Dataset excerpts

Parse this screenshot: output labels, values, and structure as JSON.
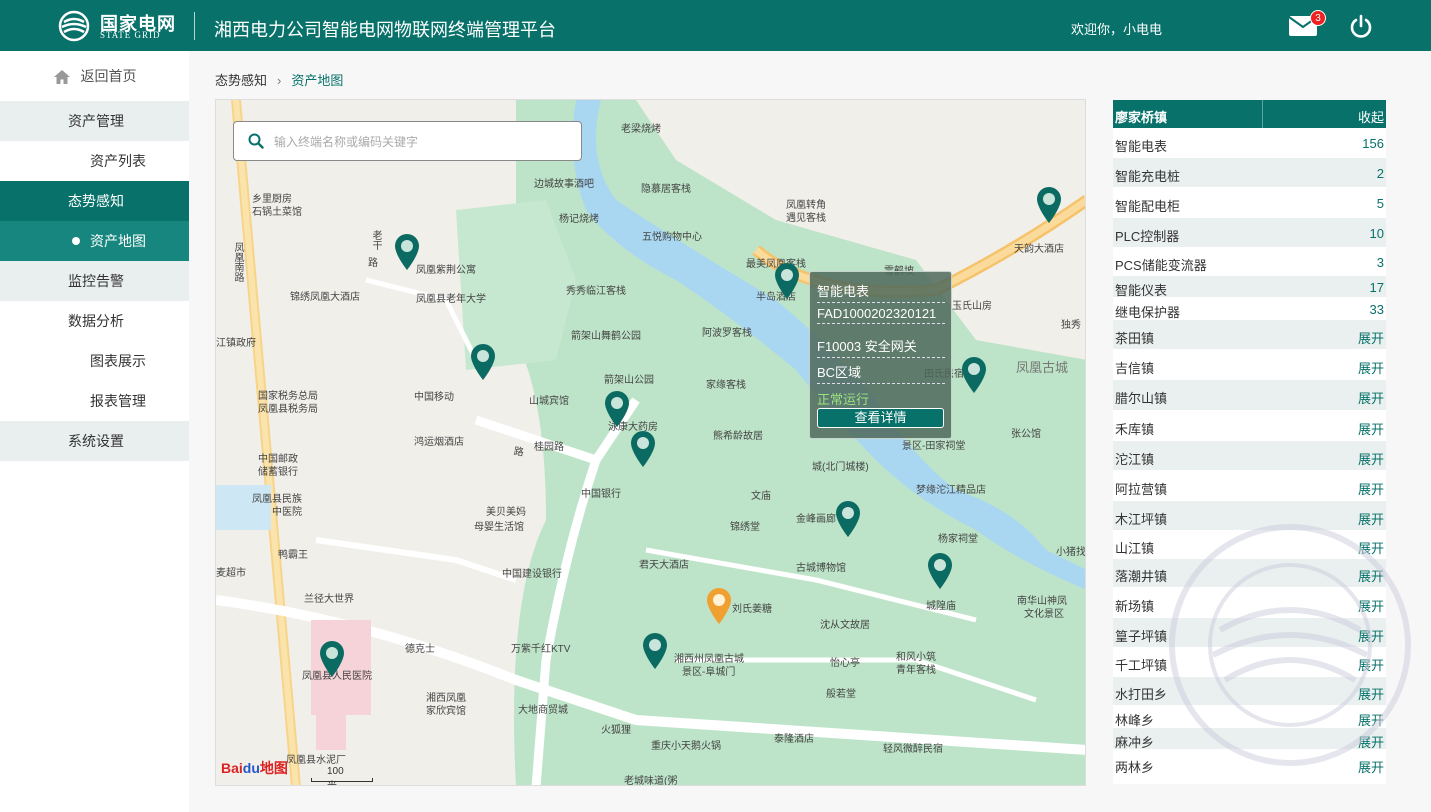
{
  "header": {
    "logo_cn": "国家电网",
    "logo_en": "STATE GRID",
    "title": "湘西电力公司智能电网物联网终端管理平台",
    "welcome": "欢迎你，小电电",
    "mail_count": "3"
  },
  "sidebar": {
    "home": "返回首页",
    "items": [
      {
        "label": "资产管理"
      },
      {
        "label": "资产列表"
      },
      {
        "label": "态势感知"
      },
      {
        "label": "资产地图"
      },
      {
        "label": "监控告警"
      },
      {
        "label": "数据分析"
      },
      {
        "label": "图表展示"
      },
      {
        "label": "报表管理"
      },
      {
        "label": "系统设置"
      }
    ]
  },
  "breadcrumb": {
    "parent": "态势感知",
    "current": "资产地图"
  },
  "map": {
    "search_placeholder": "输入终端名称或编码关键字",
    "labels": [
      "老梁烧烤",
      "乡里厨房",
      "石锅土菜馆",
      "边城故事酒吧",
      "隐慕居客栈",
      "凤凰转角",
      "遇见客栈",
      "杨记烧烤",
      "五悦购物中心",
      "凤凰紫荆公寓",
      "凤凰县老年大学",
      "秀秀临江客栈",
      "最美凤凰客栈",
      "半岛酒店",
      "雪鹤坡",
      "天韵大酒店",
      "玉氏山房",
      "锦绣凤凰大酒店",
      "江镇政府",
      "箭架山舞鹤公园",
      "阿波罗客栈",
      "箭架山公园",
      "家缘客栈",
      "田氏民宿",
      "独秀",
      "凤凰古城",
      "国家税务总局",
      "凤凰县税务局",
      "中国移动",
      "山城宾馆",
      "泳康大药房",
      "熊希龄故居",
      "景区-田家祠堂",
      "张公馆",
      "鸿运烟酒店",
      "桂园路",
      "城(北门城楼)",
      "中国邮政",
      "储蓄银行",
      "中国银行",
      "文庙",
      "梦缘沱江精品店",
      "凤凰县民族",
      "中医院",
      "美贝美妈",
      "母婴生活馆",
      "锦绣堂",
      "金峰画廊",
      "杨家祠堂",
      "小猪找",
      "鸭霸王",
      "中国建设银行",
      "君天大酒店",
      "古城博物馆",
      "城隍庙",
      "南华山神凤",
      "文化景区",
      "麦超市",
      "兰径大世界",
      "刘氏姜糖",
      "沈从文故居",
      "德克士",
      "万紫千红KTV",
      "湘西州凤凰古城",
      "景区-阜城门",
      "怡心亭",
      "和风小筑",
      "青年客栈",
      "凤凰县人民医院",
      "湘西凤凰",
      "家欣宾馆",
      "大地商贸城",
      "般若堂",
      "火狐狸",
      "泰隆酒店",
      "凤凰县水泥厂",
      "重庆小天鹅火锅",
      "轻风微醉民宿",
      "老城味道(粥",
      "路",
      "凤凰南路",
      "老干",
      "路"
    ],
    "baidu_text": "Bai",
    "baidu_du": "du",
    "baidu_map": "地图",
    "scale": "100 米",
    "popup": {
      "type": "智能电表",
      "code": "FAD1000202320121",
      "gateway": "F10003 安全网关",
      "area": "BC区域",
      "status": "正常运行",
      "button": "查看详情"
    }
  },
  "panel": {
    "title": "廖家桥镇",
    "collapse": "收起",
    "assets": [
      {
        "name": "智能电表",
        "value": "156"
      },
      {
        "name": "智能充电桩",
        "value": "2"
      },
      {
        "name": "智能配电柜",
        "value": "5"
      },
      {
        "name": "PLC控制器",
        "value": "10"
      },
      {
        "name": "PCS储能变流器",
        "value": "3"
      },
      {
        "name": "智能仪表",
        "value": "17"
      },
      {
        "name": "继电保护器",
        "value": "33"
      }
    ],
    "towns": [
      {
        "name": "茶田镇",
        "action": "展开"
      },
      {
        "name": "吉信镇",
        "action": "展开"
      },
      {
        "name": "腊尔山镇",
        "action": "展开"
      },
      {
        "name": "禾库镇",
        "action": "展开"
      },
      {
        "name": "沱江镇",
        "action": "展开"
      },
      {
        "name": "阿拉营镇",
        "action": "展开"
      },
      {
        "name": "木江坪镇",
        "action": "展开"
      },
      {
        "name": "山江镇",
        "action": "展开"
      },
      {
        "name": "落潮井镇",
        "action": "展开"
      },
      {
        "name": "新场镇",
        "action": "展开"
      },
      {
        "name": "篁子坪镇",
        "action": "展开"
      },
      {
        "name": "千工坪镇",
        "action": "展开"
      },
      {
        "name": "水打田乡",
        "action": "展开"
      },
      {
        "name": "林峰乡",
        "action": "展开"
      },
      {
        "name": "麻冲乡",
        "action": "展开"
      },
      {
        "name": "两林乡",
        "action": "展开"
      }
    ]
  },
  "colors": {
    "brand": "#07716a",
    "pin": "#0b6b62",
    "pin_selected": "#f0a030",
    "park": "#bde3c9",
    "river": "#a9d7f2"
  }
}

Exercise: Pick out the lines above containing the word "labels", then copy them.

Solution to this problem:
Parse this screenshot: output labels, values, and structure as JSON.
    "labels": [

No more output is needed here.